WORK REQUIRED »
Copy out every record below exactly as written, but leave out any pictures.

Element data from apps and pages »
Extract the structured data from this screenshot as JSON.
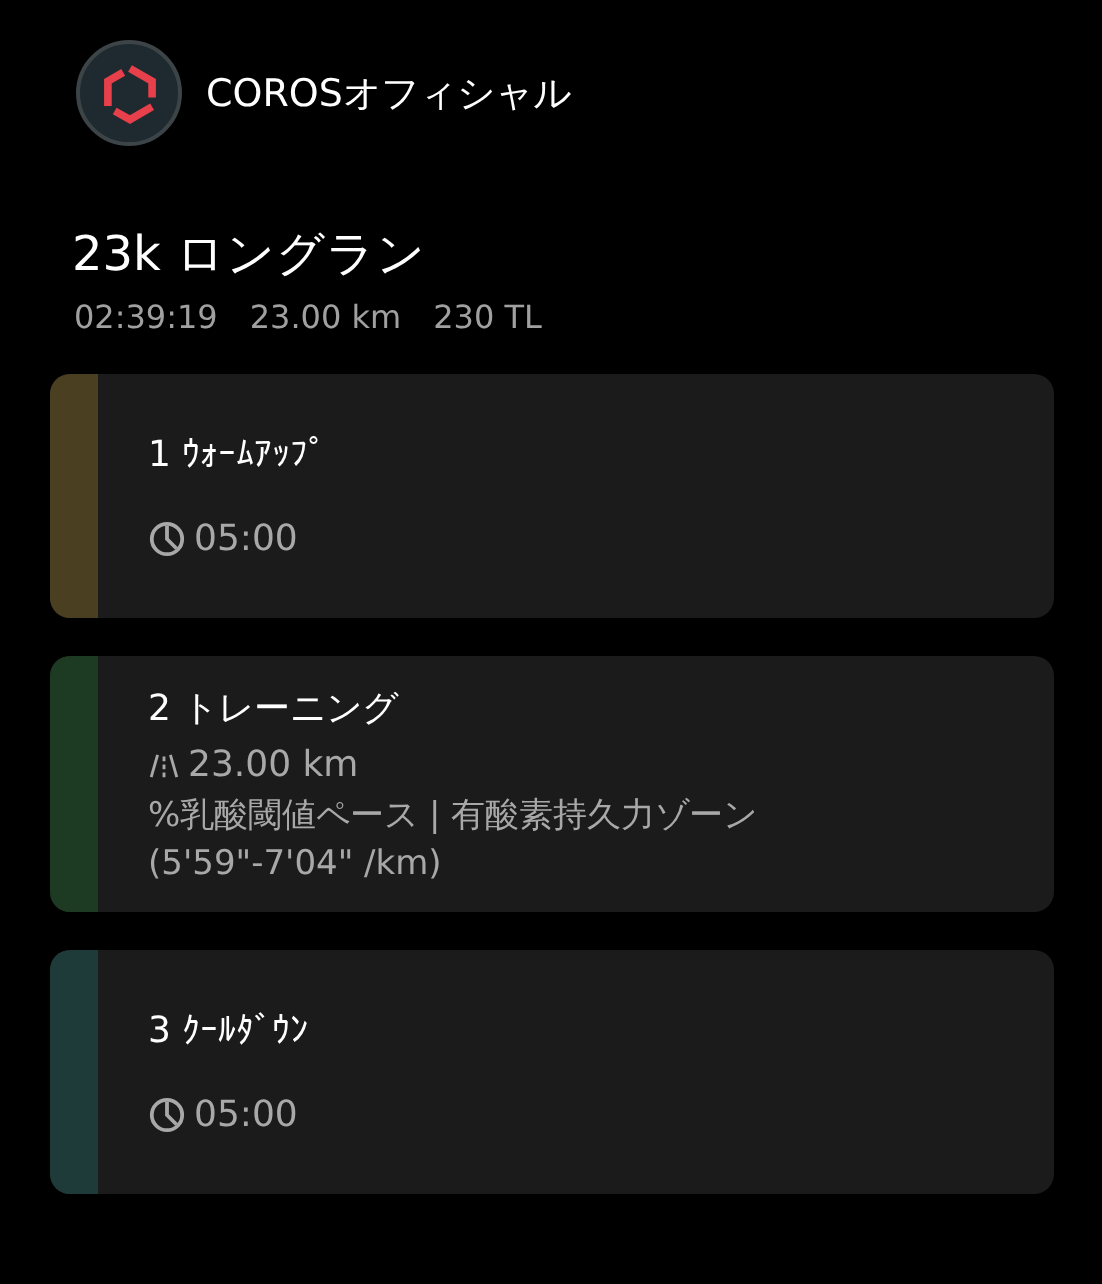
{
  "author": {
    "name": "COROSオフィシャル"
  },
  "workout": {
    "title": "23k ロングラン",
    "stats": [
      "02:39:19",
      "23.00 km",
      "230 TL"
    ]
  },
  "steps": [
    {
      "title": "1 ｳｫｰﾑｱｯﾌﾟ",
      "color": "#4a3f20",
      "kind": "time",
      "value": "05:00"
    },
    {
      "title": "2 トレーニング",
      "color": "#1d3a22",
      "kind": "distance",
      "value": "23.00 km",
      "notes": [
        "%乳酸閾値ペース | 有酸素持久力ゾーン",
        "(5'59\"-7'04\" /km)"
      ]
    },
    {
      "title": "3 ｸｰﾙﾀﾞｳﾝ",
      "color": "#1f3b39",
      "kind": "time",
      "value": "05:00"
    }
  ]
}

RESPONSE AREA »
Extract the structured data from this screenshot as JSON.
{
  "author": {
    "name": "COROSオフィシャル"
  },
  "workout": {
    "title": "23k ロングラン",
    "stats": [
      "02:39:19",
      "23.00 km",
      "230 TL"
    ]
  },
  "steps": [
    {
      "title": "1 ｳｫｰﾑｱｯﾌﾟ",
      "color": "#4a3f20",
      "kind": "time",
      "value": "05:00"
    },
    {
      "title": "2 トレーニング",
      "color": "#1d3a22",
      "kind": "distance",
      "value": "23.00 km",
      "notes": [
        "%乳酸閾値ペース | 有酸素持久力ゾーン",
        "(5'59\"-7'04\" /km)"
      ]
    },
    {
      "title": "3 ｸｰﾙﾀﾞｳﾝ",
      "color": "#1f3b39",
      "kind": "time",
      "value": "05:00"
    }
  ]
}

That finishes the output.